Dafydd Gibbon (1), Catherine Bow (2), Steven Bird (2,3), Baden Hughes (2)
(1) Universitšt Bielefeld, Germany; (2) Department of Computer Science and Software Engineering, University of Melbourne, Australia; (3) Linguistic Data Concortium, University of Pennsylvania, USA
The prime consideration in designing sustainable language resources is to ensure that they remain interpretable for coming generations of users. In this paper we adopt a new perspective on resource creation - securing the interpretability of data, using a case study of Ega, an endangered African language for which a small amount of legacy data is available. Basic ste ps to securing interpretability are to transfer files to durable media, and where possible, to convert all legacy data into XML files with Unicode character encodings. In the absence of agreed `best practice' standards, we propose a methodology of `better practice' to assist in the transition process towards this goal.
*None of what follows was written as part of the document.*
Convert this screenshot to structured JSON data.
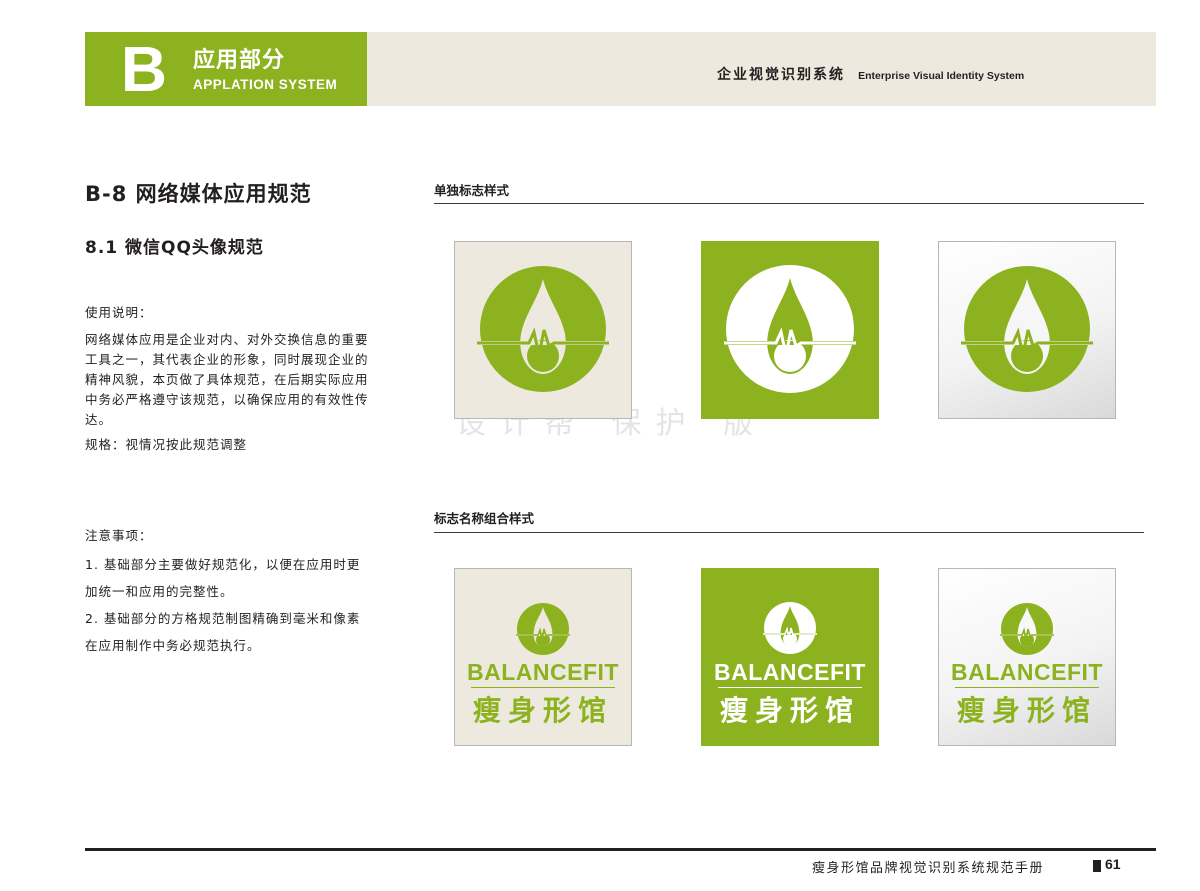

We discuss a number of issues involved in securing interpretability of the lexicon, character encodings, interlinear glossed text, annotated recordings and nomenclature in linguistic descriptions, and describe our solutions.
repository, reusability, sustainable resources, language documentation, metadata, ontology, legacy data